====== Data supplied
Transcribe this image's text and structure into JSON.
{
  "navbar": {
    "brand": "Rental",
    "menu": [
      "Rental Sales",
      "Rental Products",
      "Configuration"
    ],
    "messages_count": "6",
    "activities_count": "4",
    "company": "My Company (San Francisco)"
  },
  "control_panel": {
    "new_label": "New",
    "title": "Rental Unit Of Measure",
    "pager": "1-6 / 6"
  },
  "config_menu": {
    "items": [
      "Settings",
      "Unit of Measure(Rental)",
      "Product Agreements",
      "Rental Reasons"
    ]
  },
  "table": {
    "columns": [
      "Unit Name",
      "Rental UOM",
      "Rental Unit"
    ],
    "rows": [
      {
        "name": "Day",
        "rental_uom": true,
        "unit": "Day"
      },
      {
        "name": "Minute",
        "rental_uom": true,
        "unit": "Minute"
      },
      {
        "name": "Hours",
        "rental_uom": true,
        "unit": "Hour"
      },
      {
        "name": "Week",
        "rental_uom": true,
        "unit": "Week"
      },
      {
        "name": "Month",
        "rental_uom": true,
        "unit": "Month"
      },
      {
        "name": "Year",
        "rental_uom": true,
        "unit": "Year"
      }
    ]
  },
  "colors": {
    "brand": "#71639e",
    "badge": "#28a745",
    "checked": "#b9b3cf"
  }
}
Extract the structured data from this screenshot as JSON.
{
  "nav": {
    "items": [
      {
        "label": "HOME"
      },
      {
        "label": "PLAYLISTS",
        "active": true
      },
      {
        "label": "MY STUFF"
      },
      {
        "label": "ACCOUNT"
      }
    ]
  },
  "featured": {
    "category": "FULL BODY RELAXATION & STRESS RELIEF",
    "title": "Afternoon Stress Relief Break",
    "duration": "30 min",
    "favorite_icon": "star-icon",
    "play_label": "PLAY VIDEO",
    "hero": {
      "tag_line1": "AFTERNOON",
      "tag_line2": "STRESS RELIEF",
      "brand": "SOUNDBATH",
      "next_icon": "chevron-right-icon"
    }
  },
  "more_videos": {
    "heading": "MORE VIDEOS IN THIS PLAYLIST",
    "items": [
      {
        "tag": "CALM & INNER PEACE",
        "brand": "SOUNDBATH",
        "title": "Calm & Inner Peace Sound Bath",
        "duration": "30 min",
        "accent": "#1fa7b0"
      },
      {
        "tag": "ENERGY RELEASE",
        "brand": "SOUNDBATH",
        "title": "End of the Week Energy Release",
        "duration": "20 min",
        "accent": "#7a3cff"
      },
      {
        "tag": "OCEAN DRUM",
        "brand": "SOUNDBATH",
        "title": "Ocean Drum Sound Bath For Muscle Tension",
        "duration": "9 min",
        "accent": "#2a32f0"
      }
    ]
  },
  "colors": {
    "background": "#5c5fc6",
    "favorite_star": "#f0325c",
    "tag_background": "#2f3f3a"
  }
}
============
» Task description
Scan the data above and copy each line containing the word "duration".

» Written solution
    "duration": "30 min",
        "duration": "30 min",
        "duration": "20 min",
        "duration": "9 min",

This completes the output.